Now you will have to programme your adapter for the particular enable input states – and this is done by switching the key off, pressing the red arming button, turning the key back to on and waiting a few seconds. Pressing the arming button toggles between these enable input states. I am using programme option 2 where enable 1 is high and enable 2 is any or ignored.

You may need to selected your head type as well – by doing the same start up procedure but waiting until the LED perform some kind of light run and show you these options. With options 0 if the head is armed and removed – returning the laser will allow it to power back up when returned, and option 2 will result in discontinuity and having the repress the red arming button.

Annoying and this is my only complaint – I must open my enclosure to arm the laser and the adapter should really have an extension for that button so the electronics can be kept isolated.

This is my wiring diagram for my setup which you can pause to have a look at. A clearer and more up to date version will be available to my patreons along with the relevant duet files while I’m still working on this.

Ok, I’ll now talk about the duet settings and it’s important to mention my cnc machine will have 4 tools. Tool 0 is the laser, tool 1 is the spindle router and main tool, tool 2 is a pen plotter attachment and tool 3 is a tangential knife.

This is the relevant part for the tools within the config.g file in the system folder and in case you were wondering, I am using the latest firmware version which his RRF3.3.0.

M453 sets the machine to CNC mode, while M950 defines to which pins will be used for the  spindle on and rpm. M563 P0 defines the tool name and number with laser assigned to tool 0, and you can see for P1 the spindle is assigned to that tool with R1. While P2 is the pen plotter and P3 the tang knife.

Additionally, I have also included another M950 command to define the pin which will trigger the relay module that sends the signal to the enable #1 input on the adapter and by default that is off.

No tool is selected within my config file as when I load a cutting job from my CAM software (v-carve desktop) I define the tool used by its database number. Within the system file each tool can have an associated tpre#.g file,  tfree.g file and tpost#.g. 

When I select tool 0, tpre0.g is called and I use an M452 command to select laser mode, defining the pin that will send the signal to the CNC adapter, the working range which is 255 and PWM frequency. I use the M42 command to switch enable #1 to high.

G10 L2 P2 sets the z height which is worked out from a separate setting up macro. So the tool body is 60mm away from the wasteboard. Within Tfree0.g I turn the enable #1 to low so the laser cannot be accidently turned on.
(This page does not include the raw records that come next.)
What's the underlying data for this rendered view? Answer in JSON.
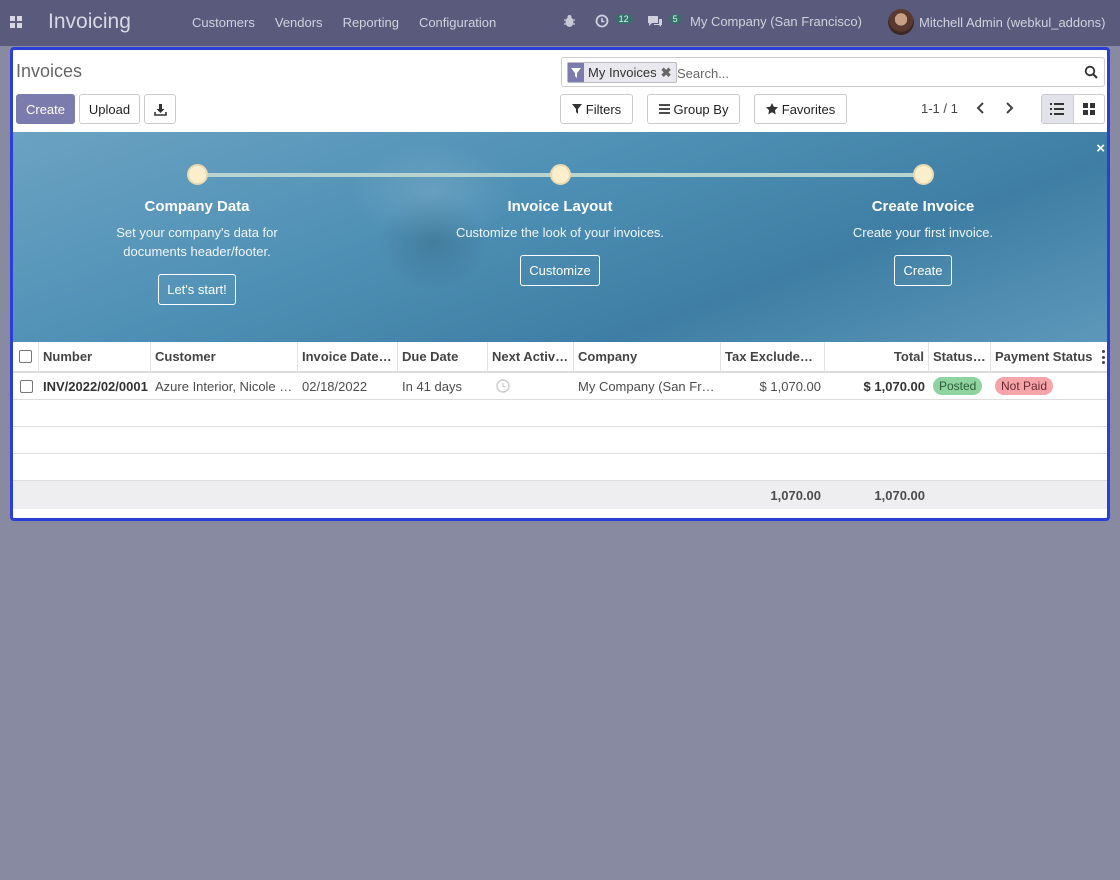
{
  "navbar": {
    "brand": "Invoicing",
    "menu": [
      "Customers",
      "Vendors",
      "Reporting",
      "Configuration"
    ],
    "activity_count": "12",
    "message_count": "5",
    "company": "My Company (San Francisco)",
    "user": "Mitchell Admin (webkul_addons)"
  },
  "control": {
    "title": "Invoices",
    "create_label": "Create",
    "upload_label": "Upload",
    "search": {
      "facet": "My Invoices",
      "placeholder": "Search..."
    },
    "filters_label": "Filters",
    "groupby_label": "Group By",
    "favorites_label": "Favorites",
    "pager": "1-1 / 1"
  },
  "banner": {
    "steps": [
      {
        "title": "Company Data",
        "desc_line1": "Set your company's data for",
        "desc_line2": "documents header/footer.",
        "button": "Let's start!"
      },
      {
        "title": "Invoice Layout",
        "desc_line1": "Customize the look of your invoices.",
        "desc_line2": "",
        "button": "Customize"
      },
      {
        "title": "Create Invoice",
        "desc_line1": "Create your first invoice.",
        "desc_line2": "",
        "button": "Create"
      }
    ],
    "close": "×"
  },
  "table": {
    "columns": [
      "Number",
      "Customer",
      "Invoice Date…",
      "Due Date",
      "Next Activ…",
      "Company",
      "Tax Exclude…",
      "Total",
      "Status…",
      "Payment Status"
    ],
    "rows": [
      {
        "number": "INV/2022/02/0001",
        "customer": "Azure Interior, Nicole …",
        "invoice_date": "02/18/2022",
        "due_date": "In 41 days",
        "company": "My Company (San Fr…",
        "tax_excluded": "$ 1,070.00",
        "total": "$ 1,070.00",
        "status": "Posted",
        "payment_status": "Not Paid"
      }
    ],
    "footer": {
      "tax_excluded": "1,070.00",
      "total": "1,070.00"
    }
  },
  "colors": {
    "navbar": "#5a5b7c",
    "primary": "#7c7bad",
    "posted": "#8fd3a0",
    "not_paid": "#f5a4aa",
    "banner": "#4e90b5"
  }
}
The X and Y axis offset between the fixed tool (0, 1 and 3) is worked out by yet another macro I wrote. Where I mark a cross on a sacrificial surface – the thickness of which I must manually add to the macro itself. After which I can jog tool 1 to the centre of the mark from tool 0, with a v bit in the collet saving the location to a spare work coordinate. I then remove the tool from that collet – place another v-bit into Tool 3 the tang knife collet, and jog to the same mark and save that to another work coordinate. The offsets are saved along the way to the tool number and are recalled whenever the tool is selected.
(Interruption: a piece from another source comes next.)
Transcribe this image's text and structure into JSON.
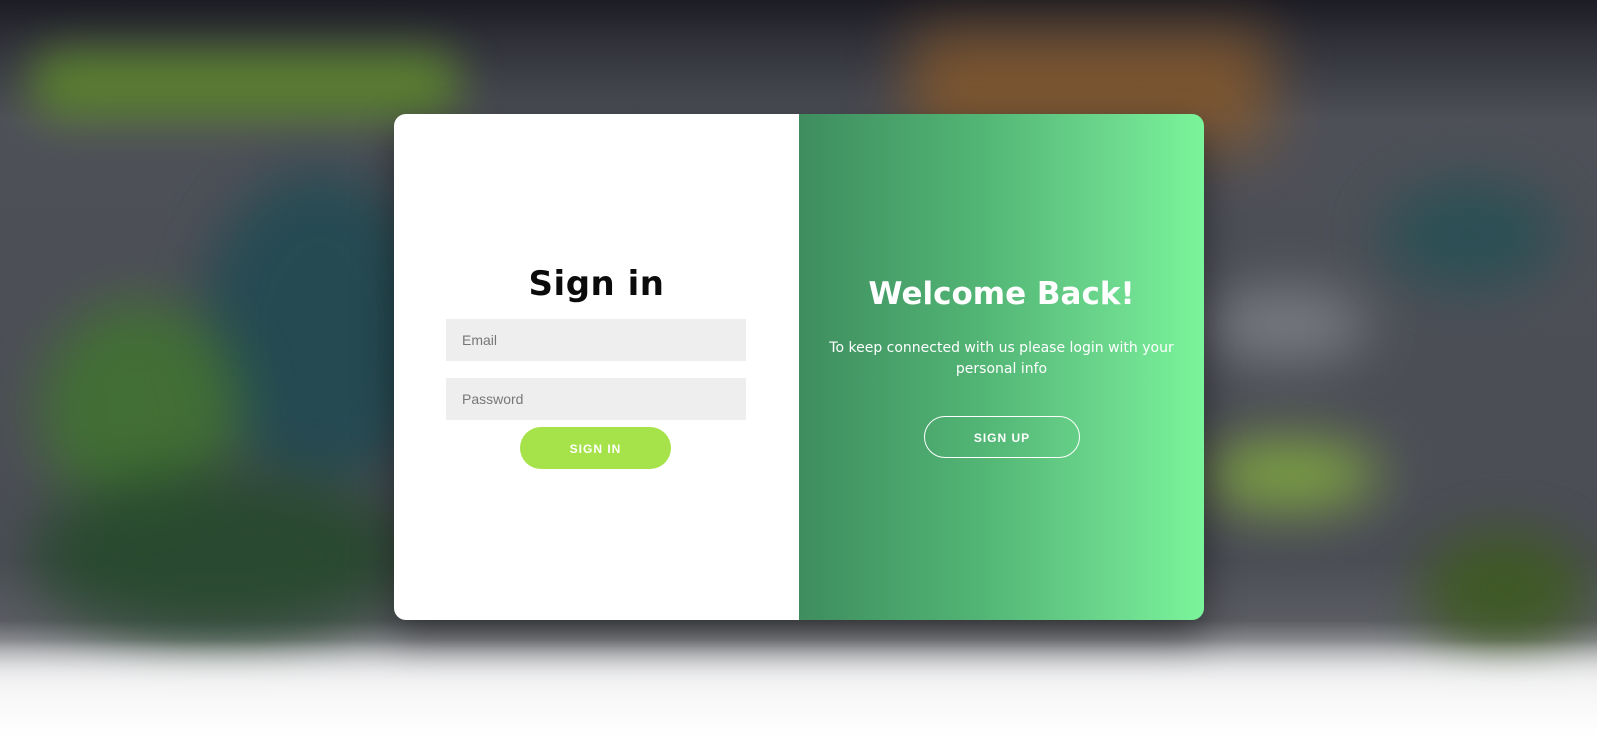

I’m now going to engrave a shape and laser into the engraving – to demonstrate the accuracy between the two tools. And as you can see it seems pretty good.

This setup might be useful for going between milling a cradle for an object to be held, and then to laser engrave onto it. And I’ve also thought about using the laser to spot solder components onto a PCB – not sure if that’s possible but again with this setup I could give it a shot quite easily.

So I think this video is over – please check out the links in the description and let me know if you have any comments or questions down below. I’m pretty much done with the controller build apart from possibly wiring up an air pump and solenoid valves, but I’m still thinking about that. As always thanks again for watching and to my patreons for their support and you’ll catch me in the next one.